Doctor of Fine Arts from the College of Fine Arts

Tremaine is an award-winning dancer, choreographer and educator whose career spans many dance styles and includes work in television, film and theater. He now serves as president and co-founder of Tremaine Dance Conventions and Competitions.

Tremaine's support of the UArizona School of the Dance goes back three decades, with him appearing as a guest performer at the Arizona Jazz Dance Showcase and donating his talent and teachings to young dancers. Tremaine often enthusiastically recommends the School of Dance to attendees at his conventions and competitions.

Student award winners

Seven outstanding graduating students will be presented with awards at Commencement. The awards and their recipients are:

Provost Award: Karen Jacquez, who is graduating summa cum laude with a Bachelor of Arts in law and a minor in psychology.

Robert Logan Nugent Awards: Nizan Howard, who is graduating magna cum laude with a Bachelor of Science in information science and technology and a Bachelor of Arts in linguistics; and Trevor Nolan Tankersley, who is graduating magna cum laude with a Bachelor of Science in biochemistry and a Bachelor of Science in Health Sciences in physiology and medical sciences.
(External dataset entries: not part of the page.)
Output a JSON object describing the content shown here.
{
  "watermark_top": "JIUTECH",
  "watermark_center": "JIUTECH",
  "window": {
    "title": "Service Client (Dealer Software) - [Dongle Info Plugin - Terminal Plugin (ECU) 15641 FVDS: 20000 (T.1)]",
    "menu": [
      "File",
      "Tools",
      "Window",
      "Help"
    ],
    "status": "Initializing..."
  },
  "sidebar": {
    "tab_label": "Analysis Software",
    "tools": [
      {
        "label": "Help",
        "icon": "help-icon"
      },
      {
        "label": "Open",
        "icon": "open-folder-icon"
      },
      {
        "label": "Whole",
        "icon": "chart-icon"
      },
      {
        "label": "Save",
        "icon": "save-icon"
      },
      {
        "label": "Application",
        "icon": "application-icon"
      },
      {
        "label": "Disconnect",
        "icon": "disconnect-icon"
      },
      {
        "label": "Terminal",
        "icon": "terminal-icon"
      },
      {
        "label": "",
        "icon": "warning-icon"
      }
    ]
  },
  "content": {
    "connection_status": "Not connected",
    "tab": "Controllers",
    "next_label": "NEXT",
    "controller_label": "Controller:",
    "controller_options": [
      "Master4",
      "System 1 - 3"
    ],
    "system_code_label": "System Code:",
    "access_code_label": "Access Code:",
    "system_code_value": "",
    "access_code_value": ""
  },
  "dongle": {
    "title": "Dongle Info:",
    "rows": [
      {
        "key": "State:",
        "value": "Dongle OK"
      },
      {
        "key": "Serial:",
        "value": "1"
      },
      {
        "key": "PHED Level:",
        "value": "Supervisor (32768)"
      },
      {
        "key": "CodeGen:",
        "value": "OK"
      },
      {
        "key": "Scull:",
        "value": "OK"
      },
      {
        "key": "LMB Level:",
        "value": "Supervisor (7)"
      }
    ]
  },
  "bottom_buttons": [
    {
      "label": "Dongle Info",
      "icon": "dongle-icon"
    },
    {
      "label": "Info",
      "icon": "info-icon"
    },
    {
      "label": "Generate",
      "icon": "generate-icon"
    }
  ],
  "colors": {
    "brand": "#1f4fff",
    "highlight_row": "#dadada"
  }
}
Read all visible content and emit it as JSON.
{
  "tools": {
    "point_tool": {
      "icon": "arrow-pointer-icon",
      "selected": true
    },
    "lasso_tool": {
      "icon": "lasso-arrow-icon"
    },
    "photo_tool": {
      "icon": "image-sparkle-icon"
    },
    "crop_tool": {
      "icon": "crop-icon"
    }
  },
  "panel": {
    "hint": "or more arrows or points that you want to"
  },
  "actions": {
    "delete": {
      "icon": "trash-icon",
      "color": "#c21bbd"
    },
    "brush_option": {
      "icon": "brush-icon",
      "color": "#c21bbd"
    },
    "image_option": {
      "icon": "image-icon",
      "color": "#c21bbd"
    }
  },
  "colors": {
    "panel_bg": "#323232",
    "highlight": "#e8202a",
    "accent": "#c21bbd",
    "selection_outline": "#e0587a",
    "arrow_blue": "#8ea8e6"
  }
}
Robie Gold Medal Awards: Lily Yu Lin McNair, who is graduating with a Bachelor of Science in nutritional sciences with an emphasis on dietetics and a minor in biochemistry; and My Duyen Tran, who is graduating with a Bachelor of Science in molecular and cellular biology, with an emphasis in human health and genetics, and a minor in gender and women's studies.

Merrill P. Freeman Medals: Bryce Galus, who is graduating magna cum laude with a Bachelor of Science in Business Administration in both marketing and business management; and Anna-Rose Quinn, who is graduating with a Bachelor of Science in Business Administration in both marketing and business management.

Read more about the student award winners in the University of Arizona News article "Graduates will be honored for their determination and excellence inside and outside the classroom."